The Pin for Stock Market Bubble
Roman Chuyan, CFA
Video credit: iStock by Getty
- Last week’s inflation numbers were staggeringly high, which now affects consumer confidence.
- High inflation will likely be followed by rising interest rates.
- I speculate once again why I think this will prove to be the proverbial pin to prick this bubble.
Volatility increased in early May, but the market remains near its all-time high with an extreme bubble-level valuation. As I’ve been writing in client commentaries, reason doesn’t apply here – instead, bubbles are sustained by crowd mentality. Still, all bubbles burst, and the bigger the bubble the more severe the crash. But when? Timing is difficult to determine in advance, but a crash needs a catalyst. In today’s update, I review the latest inflation numbers and speculate once again why I think it will prove to be the proverbial pin to prick this bubble.
Inflation numbers for April reported last week were staggeringly high in the context of the past 20 years. Consumer price index (CPI) inflation jumped to 4.2% (the yellow line on the chart below) – well above the 3.6% expected, and the highest rate in 12.5 years. Core CPI, which excludes food and energy, jumped to 3% – its highest in 24 years, since 1996. Producer price (PPI) inflation jumped to 6.2%. Keep in mind that the earlier consensus expectations already reflected the “base effect,” or the “transitory” nature of inflation that Fed officials have recently quoted.
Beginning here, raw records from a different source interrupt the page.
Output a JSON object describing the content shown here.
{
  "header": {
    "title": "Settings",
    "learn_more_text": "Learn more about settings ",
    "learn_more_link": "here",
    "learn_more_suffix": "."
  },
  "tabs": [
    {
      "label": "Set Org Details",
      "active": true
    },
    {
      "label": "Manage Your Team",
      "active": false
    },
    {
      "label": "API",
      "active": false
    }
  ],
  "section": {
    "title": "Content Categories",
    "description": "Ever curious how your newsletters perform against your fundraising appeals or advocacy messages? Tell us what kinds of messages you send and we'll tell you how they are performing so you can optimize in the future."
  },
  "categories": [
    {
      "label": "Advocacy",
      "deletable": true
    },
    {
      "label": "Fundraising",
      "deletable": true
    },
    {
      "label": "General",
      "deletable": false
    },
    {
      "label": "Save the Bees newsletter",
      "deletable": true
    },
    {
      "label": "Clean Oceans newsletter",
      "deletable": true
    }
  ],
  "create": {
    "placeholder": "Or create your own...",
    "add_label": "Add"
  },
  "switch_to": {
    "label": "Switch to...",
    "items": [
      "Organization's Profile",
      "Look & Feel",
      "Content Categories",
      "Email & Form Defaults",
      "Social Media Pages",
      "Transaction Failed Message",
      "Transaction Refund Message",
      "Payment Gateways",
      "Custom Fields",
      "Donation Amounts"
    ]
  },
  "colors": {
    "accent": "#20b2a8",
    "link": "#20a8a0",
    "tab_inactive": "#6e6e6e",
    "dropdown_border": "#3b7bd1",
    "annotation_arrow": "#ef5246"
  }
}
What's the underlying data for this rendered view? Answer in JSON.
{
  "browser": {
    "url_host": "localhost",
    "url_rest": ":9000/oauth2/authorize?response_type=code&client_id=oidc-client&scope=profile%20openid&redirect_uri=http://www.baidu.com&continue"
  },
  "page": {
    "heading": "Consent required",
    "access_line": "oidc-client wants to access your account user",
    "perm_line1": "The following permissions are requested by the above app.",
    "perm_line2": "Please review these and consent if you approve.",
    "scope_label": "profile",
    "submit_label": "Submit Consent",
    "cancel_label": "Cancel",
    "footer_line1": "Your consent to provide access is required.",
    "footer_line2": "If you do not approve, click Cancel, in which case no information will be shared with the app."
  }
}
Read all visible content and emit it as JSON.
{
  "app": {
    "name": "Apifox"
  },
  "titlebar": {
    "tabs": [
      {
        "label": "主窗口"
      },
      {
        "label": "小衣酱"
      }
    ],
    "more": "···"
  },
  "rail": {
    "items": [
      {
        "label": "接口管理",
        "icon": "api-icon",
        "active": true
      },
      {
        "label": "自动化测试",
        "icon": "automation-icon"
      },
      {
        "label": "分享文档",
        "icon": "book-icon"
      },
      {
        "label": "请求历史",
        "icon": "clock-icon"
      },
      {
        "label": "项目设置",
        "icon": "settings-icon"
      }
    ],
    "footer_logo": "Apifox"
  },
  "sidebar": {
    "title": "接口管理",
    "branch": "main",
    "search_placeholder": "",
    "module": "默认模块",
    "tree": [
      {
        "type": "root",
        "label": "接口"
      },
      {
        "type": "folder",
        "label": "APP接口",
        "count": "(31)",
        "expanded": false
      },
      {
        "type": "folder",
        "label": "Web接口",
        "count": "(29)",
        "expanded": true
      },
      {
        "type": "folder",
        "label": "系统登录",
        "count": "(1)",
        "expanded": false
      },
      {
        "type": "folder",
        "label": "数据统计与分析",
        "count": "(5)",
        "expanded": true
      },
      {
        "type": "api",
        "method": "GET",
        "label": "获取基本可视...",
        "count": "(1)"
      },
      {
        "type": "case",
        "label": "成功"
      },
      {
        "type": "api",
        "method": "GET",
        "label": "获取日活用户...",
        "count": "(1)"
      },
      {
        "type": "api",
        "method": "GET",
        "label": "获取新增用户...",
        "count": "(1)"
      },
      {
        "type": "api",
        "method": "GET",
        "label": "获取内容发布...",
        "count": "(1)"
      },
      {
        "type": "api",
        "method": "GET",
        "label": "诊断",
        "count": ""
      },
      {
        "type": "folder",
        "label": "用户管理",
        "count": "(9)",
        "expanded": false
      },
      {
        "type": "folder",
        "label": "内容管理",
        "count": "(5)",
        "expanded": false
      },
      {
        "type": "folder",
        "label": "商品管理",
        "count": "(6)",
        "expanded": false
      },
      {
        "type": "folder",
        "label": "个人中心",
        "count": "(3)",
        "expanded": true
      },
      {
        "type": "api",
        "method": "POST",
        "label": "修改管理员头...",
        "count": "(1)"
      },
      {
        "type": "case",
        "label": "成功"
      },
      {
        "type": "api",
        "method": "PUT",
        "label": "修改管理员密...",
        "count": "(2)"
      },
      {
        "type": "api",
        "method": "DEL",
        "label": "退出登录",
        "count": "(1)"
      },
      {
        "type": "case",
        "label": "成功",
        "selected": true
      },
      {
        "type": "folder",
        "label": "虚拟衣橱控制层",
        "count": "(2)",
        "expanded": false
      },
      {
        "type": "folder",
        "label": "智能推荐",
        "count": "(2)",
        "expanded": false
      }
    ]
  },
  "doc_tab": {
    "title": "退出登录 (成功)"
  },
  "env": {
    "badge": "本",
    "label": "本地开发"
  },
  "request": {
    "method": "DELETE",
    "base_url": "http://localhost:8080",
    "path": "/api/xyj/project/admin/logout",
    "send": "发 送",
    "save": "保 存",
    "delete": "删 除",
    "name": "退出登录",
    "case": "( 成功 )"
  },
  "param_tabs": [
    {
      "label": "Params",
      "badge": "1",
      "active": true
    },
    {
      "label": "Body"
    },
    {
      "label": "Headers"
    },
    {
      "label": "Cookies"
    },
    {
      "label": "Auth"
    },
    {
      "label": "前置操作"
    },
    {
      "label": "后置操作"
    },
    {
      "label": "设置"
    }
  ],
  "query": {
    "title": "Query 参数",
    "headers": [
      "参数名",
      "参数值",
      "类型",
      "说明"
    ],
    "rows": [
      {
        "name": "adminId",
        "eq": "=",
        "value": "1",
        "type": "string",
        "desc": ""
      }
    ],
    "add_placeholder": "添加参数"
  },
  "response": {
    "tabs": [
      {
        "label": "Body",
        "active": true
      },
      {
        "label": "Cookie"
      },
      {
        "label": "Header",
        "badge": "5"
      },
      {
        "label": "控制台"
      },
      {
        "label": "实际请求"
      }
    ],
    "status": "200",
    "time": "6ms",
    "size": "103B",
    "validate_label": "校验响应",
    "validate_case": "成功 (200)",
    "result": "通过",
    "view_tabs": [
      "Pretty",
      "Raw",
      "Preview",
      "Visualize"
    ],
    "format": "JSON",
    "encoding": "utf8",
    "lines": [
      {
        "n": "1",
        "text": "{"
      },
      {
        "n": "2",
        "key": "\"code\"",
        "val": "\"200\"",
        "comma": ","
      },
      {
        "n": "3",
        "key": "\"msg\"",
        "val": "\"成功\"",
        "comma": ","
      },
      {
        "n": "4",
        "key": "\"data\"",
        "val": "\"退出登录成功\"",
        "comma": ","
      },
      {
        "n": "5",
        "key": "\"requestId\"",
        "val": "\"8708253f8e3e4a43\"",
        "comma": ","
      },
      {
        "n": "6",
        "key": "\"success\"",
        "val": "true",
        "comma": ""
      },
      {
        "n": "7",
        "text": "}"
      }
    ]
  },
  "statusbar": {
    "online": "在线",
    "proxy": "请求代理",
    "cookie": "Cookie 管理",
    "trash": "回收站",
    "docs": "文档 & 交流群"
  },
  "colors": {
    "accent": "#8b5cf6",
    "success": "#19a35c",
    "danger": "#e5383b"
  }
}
So, the jump in inflation was mostly permanent.
Rising inflation and market yields will be the pin that pricks this bubble, in my view. Market volatility already increased this week, and I think stock investors are rightfully concerned. Higher yields have historically had a negative effect on the stock market. Recall that stocks began to drop the moment the 10-year Treasury yield rose above 3.2% in October of 2018 (see chart below). The concern is that higher rates burden the financial system due to enormous debt. This time, the “too-high” yield level will likely be lower, because there’s even more debt and we’ve been conditioned by near-zero rates in 2020-21. My guess is as good as yours as to what that critical level is, but yields have already begun to rise, with the 10-year currently around 1.65%:
Let me step back and note an important relationship that predicates my argument – one between inflation (and inflation expectations) and yields (say, the 10-year Treasury yield). This relationship has held, albeit somewhat loosely, since Treasury yields were floated in the early 1960s. When inflation was rising, the yields were high and rising, and vice versa (see chart below). Most of the time (but not now), the yield exceeds inflation, to compensate investors.
It’s plausible that the Fed’s newly acquired (since 2008) bond-buying habit forces yields to stay well below inflation. However, this is a double-edged sword: the Fed buying bonds amounts to money-creation, which will likely drive inflation even higher. This possibility aside, we assume that yields will rise from here and follow inflation higher.
Source: Ycharts, shaded are recessions.
Inflation is already affecting consumers. The University of Michigan Consumer Sentiment unexpectedly dropped to 82.8 in May from 88.3, with rising inflation cited by consumers as one of the reasons:
Source: Ycharts, shaded are recessions.
I’ll briefly note the reasons for this jump in inflation, as I see them. Over $4 trillion of money-creation by the Fed and trillions in cash stimulus payments in 2020-21 set the stage. But inflation didn’t begin until the government’s policies contributed to reduced supply of goods (raw materials, computer chips, etc.) coupled with rising demand for them this year. The current administration’s restrict-and-regulate policies reduce production. The generous federal stimulus payments caused several million people to leave the labor force, which created labor shortages and again reduced production. On the demand side, the trillions in these payments kept demand high (think of the housing boom, for example). The result is self-reinforcing shortages and price increases.
These policies come at a bad time: production capacity in most commodities hasn’t increased in decades. So, after slowly falling for decades, raw material prices experienced a huge jump in the past 12 months. The CRB Commodity Index is up 70%, and the CRB Non-Energy index is up 50% since May 1, 2020 (the chart below covers five years). Lumber is the most extreme, with its price now 3-5 times the highest levels seen in 40 years of available history. Most other commodities – for example industrial metals (copper, iron) and foodstuffs (soybeans, wheat, pork) – rose sharply in the past year to 10-year or all-time highs.